The Restorative Justice Project Maine is rooted in an eclectic, evidence-based set of beliefs and practices:
- Restorative Justice is a grounding philosophy that fosters a Transformative Process for individuals and the community. It is rooted in a relational world-view emphasizing connection and community. This sense of interconnection is profoundly demonstrated by the Southern African concept of “Ubuntu” which loosely translates to: “A person is a person through people.” It is based on the belief that through connection, not exclusion, balance can be restored when harm has been done. The transformative approach requires faith that people have it within themselves to find their way through conflict when given a safe space and the opportunity for authentic communication to take place.
- Restorative Justice espouses to a Strengths-Based approach to mentoring. This is a process of practice rather than a theory. The primary goal is to assist individuals in identifying and building upon their innate strengths. This is based on the beliefs that:
- All human beings have the capacity to learn, grow and change
- All families have strengths
- We don’t know anyone’s upper limits
- All of our participants are creative, human beings doing the best they can at the moment

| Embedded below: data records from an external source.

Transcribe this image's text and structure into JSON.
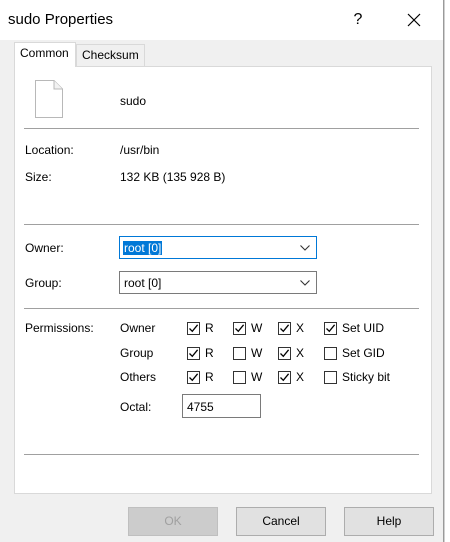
{
  "window": {
    "title": "sudo Properties",
    "help_glyph": "?",
    "close_icon": "close-icon"
  },
  "tabs": [
    {
      "label": "Common",
      "active": true
    },
    {
      "label": "Checksum",
      "active": false
    }
  ],
  "file": {
    "icon": "file-icon",
    "name": "sudo",
    "location_label": "Location:",
    "location_value": "/usr/bin",
    "size_label": "Size:",
    "size_value": "132 KB (135 928 B)"
  },
  "ownership": {
    "owner_label": "Owner:",
    "owner_value": "root [0]",
    "group_label": "Group:",
    "group_value": "root [0]"
  },
  "permissions": {
    "label": "Permissions:",
    "rows": [
      {
        "name": "Owner",
        "r": true,
        "w": true,
        "x": true,
        "special_label": "Set UID",
        "special": true
      },
      {
        "name": "Group",
        "r": true,
        "w": false,
        "x": true,
        "special_label": "Set GID",
        "special": false
      },
      {
        "name": "Others",
        "r": true,
        "w": false,
        "x": true,
        "special_label": "Sticky bit",
        "special": false
      }
    ],
    "r_label": "R",
    "w_label": "W",
    "x_label": "X",
    "octal_label": "Octal:",
    "octal_value": "4755"
  },
  "buttons": {
    "ok": "OK",
    "cancel": "Cancel",
    "help": "Help"
  },
  "colors": {
    "accent": "#0078d7",
    "dialog_bg": "#f0f0f0",
    "panel_bg": "#ffffff"
  }
}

- Human beings do not make life changes overnight. Each of us goes through a process when we decide to make changes in our lives. The Restorative Justice Project utilizes a model of Stages of Change that teaches us that behavior change involves progression through six basic stages of change. This is a normal, human process and each individual thinks and behaves differently through each stage of the process of change. How a mentor relates to a participant during each stage of change can greatly impact how successful the mentoring experience is.
- Motivational Interviewing is a way of “being” with an individual as he/she progresses through Stages of Change. All humans experience “ambivalence” regarding change. Motivational Interviewing helps individuals to better understand that ambivalence, so they are better able to make healthy decisions regarding change. By helping participants address the fluctuation between opposing behaviors and thoughts, the mentor provides a safe environment for the participant to think about change.
- All human beings have certain Basic Needs that need to be addressed in a relatively progressive order for an individual to reach his/her full potential. Abraham Maslow has provided a hierarchy of needs that can be utilized as a road map for mentors in working with participants: Physiological needs (food, clothing, shelter) are the first primary needs that must be addressed; followed by safety needs; needs of love, affection and belongingness; needs for self esteem; and, finally, needs for self-actualization.
- The majority of RJP participants have experienced some form of poverty, whether generational, situational, or working-class poverty. Poverty stereotypes and judgments must be challenged in order to break Poverty Barriers. Growing up in poverty does cause pain, and this environment impacts a person’s ability to develop to his/her full potential. However, people are dynamic, not static. Resources, opportunities and connections can assist people to success in education, employment and life. Poverty hurts, but it does not leave a “deficient” person that needs to be fixed or compensated for. Poverty is deficient; people are incredible and have many strengths to contribute to their growth.